__Your instructions__
Go through the lines below and copy any that hold the string "Icons".

(Beginning of Study material)

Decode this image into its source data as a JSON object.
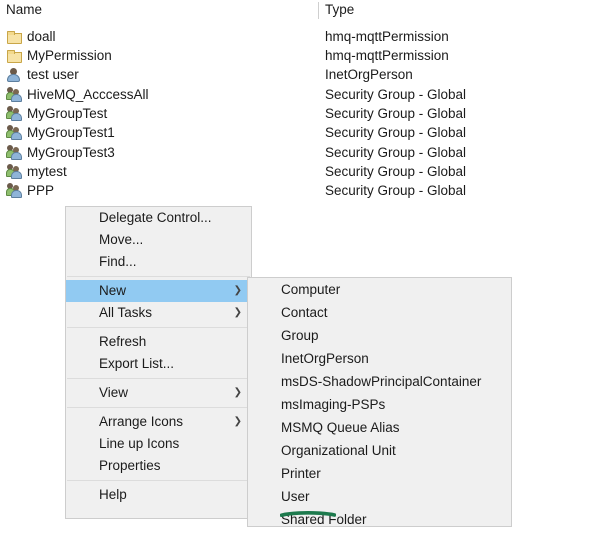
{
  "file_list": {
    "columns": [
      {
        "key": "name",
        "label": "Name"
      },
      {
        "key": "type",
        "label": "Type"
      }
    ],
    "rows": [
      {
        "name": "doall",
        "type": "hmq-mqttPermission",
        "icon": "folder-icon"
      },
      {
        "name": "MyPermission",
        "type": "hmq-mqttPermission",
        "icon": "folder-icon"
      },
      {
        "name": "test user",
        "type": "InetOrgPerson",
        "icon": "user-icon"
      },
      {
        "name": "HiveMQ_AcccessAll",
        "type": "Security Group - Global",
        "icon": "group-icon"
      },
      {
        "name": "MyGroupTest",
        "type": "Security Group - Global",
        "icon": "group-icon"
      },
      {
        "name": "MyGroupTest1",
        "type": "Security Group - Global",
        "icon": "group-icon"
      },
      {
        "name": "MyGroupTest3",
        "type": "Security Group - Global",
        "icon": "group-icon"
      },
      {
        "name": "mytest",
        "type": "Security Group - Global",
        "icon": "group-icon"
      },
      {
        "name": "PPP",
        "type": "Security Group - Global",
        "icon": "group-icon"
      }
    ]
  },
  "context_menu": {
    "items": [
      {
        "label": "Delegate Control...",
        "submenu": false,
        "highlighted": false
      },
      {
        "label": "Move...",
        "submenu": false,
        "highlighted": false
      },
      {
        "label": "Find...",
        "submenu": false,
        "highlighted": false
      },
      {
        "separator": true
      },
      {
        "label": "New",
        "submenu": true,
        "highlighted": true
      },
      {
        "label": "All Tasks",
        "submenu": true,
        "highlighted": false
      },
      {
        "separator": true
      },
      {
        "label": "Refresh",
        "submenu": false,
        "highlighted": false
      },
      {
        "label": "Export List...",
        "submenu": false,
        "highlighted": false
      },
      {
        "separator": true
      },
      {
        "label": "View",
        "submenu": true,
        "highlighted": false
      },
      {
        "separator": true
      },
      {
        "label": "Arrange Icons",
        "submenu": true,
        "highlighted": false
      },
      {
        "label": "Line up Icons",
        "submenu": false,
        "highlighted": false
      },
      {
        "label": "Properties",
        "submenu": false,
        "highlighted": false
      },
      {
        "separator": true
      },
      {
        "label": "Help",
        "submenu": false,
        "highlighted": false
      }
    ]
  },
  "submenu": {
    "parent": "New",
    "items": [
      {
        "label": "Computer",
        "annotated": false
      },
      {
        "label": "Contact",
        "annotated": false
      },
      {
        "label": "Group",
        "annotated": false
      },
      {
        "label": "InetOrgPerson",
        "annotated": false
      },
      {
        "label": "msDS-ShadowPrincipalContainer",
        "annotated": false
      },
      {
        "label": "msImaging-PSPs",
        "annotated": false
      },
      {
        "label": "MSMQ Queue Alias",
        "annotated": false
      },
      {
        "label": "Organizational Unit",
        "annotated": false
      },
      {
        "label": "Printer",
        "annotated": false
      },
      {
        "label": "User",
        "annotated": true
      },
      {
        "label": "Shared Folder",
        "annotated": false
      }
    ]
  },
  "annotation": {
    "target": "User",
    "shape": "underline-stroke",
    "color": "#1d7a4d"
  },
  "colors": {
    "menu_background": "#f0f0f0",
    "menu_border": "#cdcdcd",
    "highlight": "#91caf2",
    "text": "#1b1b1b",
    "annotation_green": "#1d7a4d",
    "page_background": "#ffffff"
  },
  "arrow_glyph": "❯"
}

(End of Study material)
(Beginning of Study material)

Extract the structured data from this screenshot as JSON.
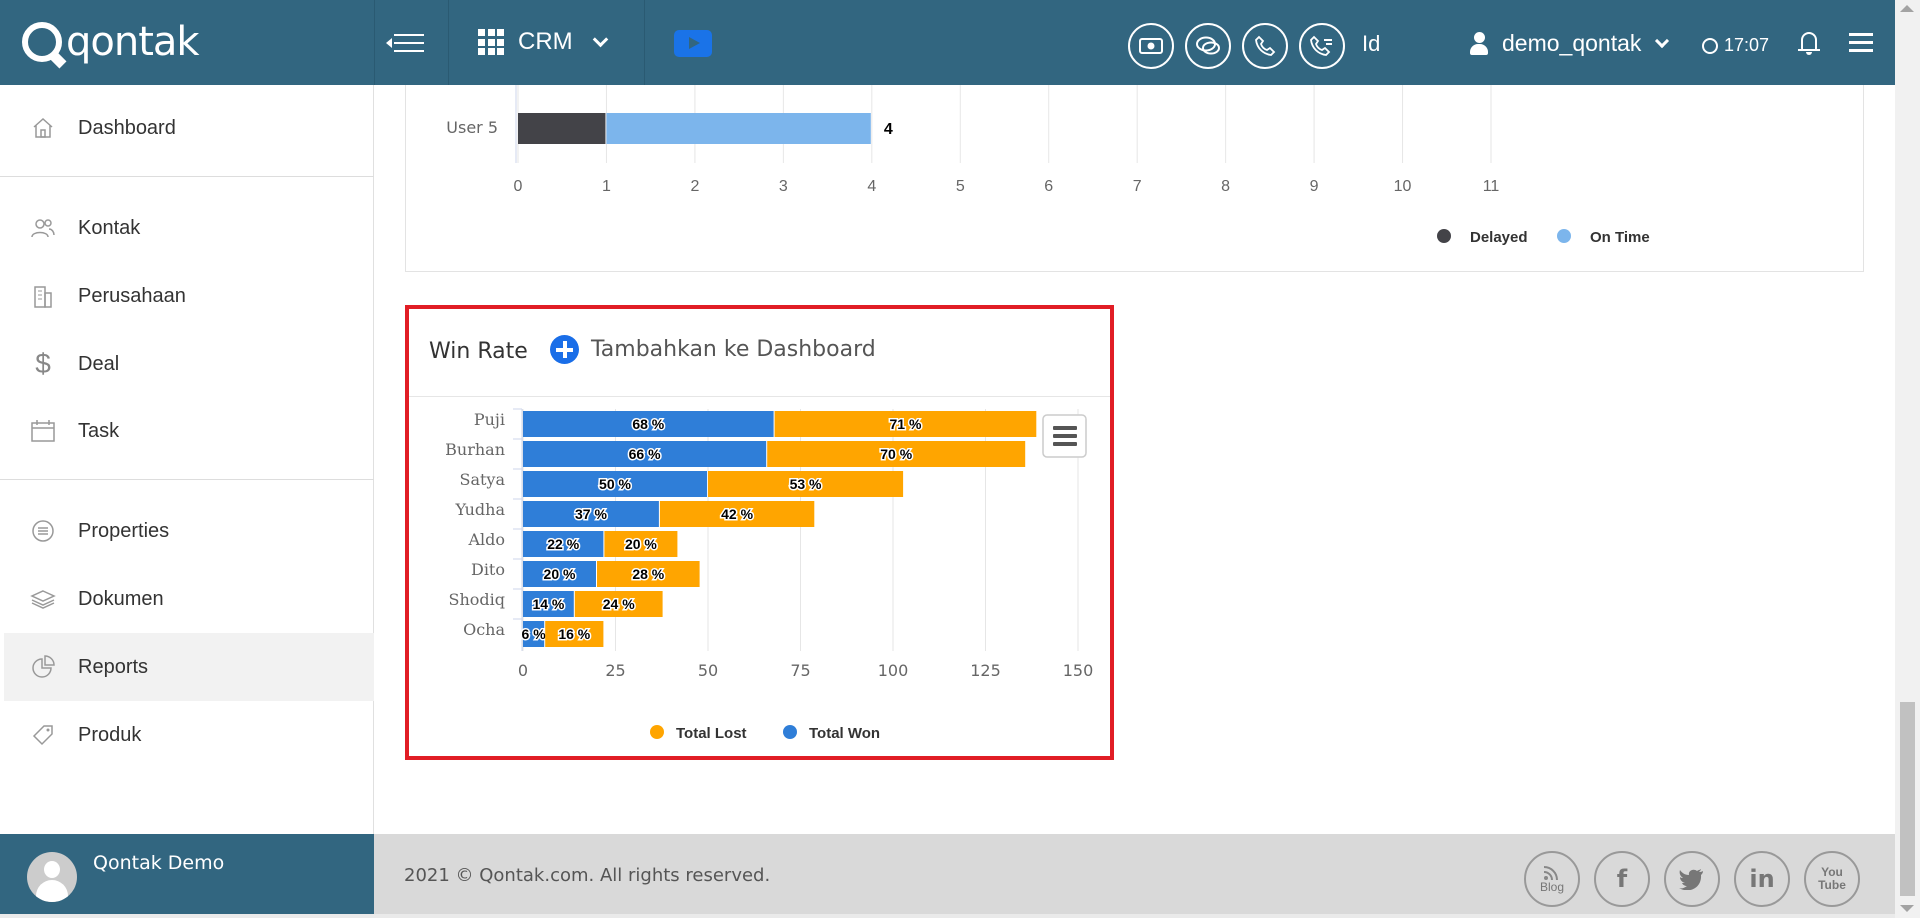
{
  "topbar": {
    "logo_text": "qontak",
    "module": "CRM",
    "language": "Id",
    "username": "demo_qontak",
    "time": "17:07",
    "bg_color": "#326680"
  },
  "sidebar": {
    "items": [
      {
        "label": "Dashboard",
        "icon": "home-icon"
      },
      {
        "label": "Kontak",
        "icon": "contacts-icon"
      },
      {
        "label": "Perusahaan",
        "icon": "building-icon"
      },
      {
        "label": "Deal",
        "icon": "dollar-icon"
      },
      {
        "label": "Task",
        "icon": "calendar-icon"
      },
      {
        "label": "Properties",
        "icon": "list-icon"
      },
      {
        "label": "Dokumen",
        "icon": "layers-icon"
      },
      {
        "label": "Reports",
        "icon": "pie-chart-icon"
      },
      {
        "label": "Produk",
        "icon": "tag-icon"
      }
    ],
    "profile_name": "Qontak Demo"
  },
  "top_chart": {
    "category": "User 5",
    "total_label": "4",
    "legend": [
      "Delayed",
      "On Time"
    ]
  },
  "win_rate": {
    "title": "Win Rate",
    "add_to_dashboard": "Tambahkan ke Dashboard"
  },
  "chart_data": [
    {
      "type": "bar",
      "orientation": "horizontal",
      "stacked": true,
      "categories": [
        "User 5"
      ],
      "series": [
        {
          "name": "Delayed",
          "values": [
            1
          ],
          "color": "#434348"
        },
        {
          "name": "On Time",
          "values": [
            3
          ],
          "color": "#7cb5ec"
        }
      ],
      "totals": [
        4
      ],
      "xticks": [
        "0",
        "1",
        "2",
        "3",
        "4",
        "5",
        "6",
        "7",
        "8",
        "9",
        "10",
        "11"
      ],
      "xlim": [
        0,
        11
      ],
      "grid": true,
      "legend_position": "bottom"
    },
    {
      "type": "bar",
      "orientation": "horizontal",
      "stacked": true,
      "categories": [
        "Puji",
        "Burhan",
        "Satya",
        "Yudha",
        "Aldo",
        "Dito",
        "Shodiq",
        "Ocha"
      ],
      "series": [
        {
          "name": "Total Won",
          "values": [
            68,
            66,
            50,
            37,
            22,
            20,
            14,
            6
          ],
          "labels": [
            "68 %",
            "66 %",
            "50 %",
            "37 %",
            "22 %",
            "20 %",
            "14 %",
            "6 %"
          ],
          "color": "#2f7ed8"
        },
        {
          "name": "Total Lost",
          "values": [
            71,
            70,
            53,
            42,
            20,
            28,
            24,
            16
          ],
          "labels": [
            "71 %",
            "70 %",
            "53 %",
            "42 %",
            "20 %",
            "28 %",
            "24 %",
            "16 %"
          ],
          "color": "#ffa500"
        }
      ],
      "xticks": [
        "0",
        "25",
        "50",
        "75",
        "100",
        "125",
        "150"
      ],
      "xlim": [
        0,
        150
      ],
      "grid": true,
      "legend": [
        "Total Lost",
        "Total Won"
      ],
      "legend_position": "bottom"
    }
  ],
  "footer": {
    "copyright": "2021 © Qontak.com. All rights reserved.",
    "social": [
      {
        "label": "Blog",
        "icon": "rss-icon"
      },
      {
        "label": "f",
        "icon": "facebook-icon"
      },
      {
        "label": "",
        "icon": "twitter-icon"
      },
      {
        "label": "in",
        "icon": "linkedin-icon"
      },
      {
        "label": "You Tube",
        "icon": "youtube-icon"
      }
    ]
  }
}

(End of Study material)
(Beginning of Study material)

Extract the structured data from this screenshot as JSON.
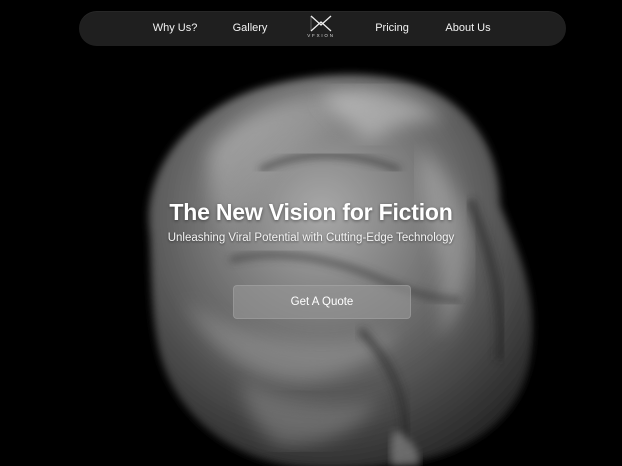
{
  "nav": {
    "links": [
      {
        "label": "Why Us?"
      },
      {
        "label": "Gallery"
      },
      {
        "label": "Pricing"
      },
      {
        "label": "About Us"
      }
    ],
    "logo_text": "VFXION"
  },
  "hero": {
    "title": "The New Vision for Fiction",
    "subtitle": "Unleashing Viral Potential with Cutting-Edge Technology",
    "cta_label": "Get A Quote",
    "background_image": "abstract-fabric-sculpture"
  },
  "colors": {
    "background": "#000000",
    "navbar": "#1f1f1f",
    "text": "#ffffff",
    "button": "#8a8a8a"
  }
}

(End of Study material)

__Exercise solution__
        "label": "Arrange Icons",
        "label": "Line up Icons",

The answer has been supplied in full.